= WHAT TO WORK ON =
Within the listing below, how many lines hold the string "left"? Only the number should be given.

= RECORDS FOR THE TASK =

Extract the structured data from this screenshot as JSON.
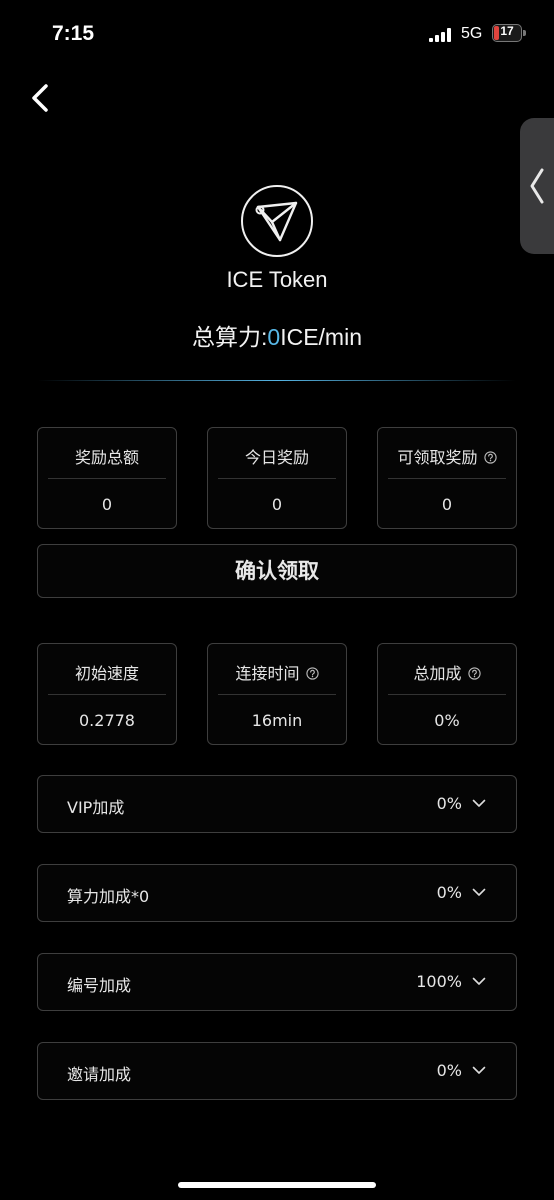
{
  "status_bar": {
    "time": "7:15",
    "network": "5G",
    "battery_level": "17",
    "battery_percent": 17
  },
  "header": {
    "token_name": "ICE Token",
    "hashrate_label": "总算力:",
    "hashrate_value": "0",
    "hashrate_unit": "ICE/min"
  },
  "rewards": [
    {
      "label": "奖励总额",
      "value": "0"
    },
    {
      "label": "今日奖励",
      "value": "0"
    },
    {
      "label": "可领取奖励",
      "value": "0"
    }
  ],
  "claim_button": {
    "label": "确认领取"
  },
  "speed_stats": [
    {
      "label": "初始速度",
      "value": "0.2778"
    },
    {
      "label": "连接时间",
      "value": "16min"
    },
    {
      "label": "总加成",
      "value": "0%"
    }
  ],
  "bonus_rows": [
    {
      "label": "VIP加成",
      "value": "0%"
    },
    {
      "label": "算力加成*0",
      "value": "0%"
    },
    {
      "label": "编号加成",
      "value": "100%"
    },
    {
      "label": "邀请加成",
      "value": "0%"
    }
  ],
  "colors": {
    "accent": "#58b8e8",
    "battery_low": "#e0443e",
    "card_border": "#3e3e3e"
  },
  "icons": {
    "back": "chevron-left-icon",
    "side_handle": "chevron-left-icon",
    "logo": "paper-plane-icon",
    "help": "question-circle-icon",
    "expand": "chevron-down-icon"
  }
}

= RESPONSE BELOW =
2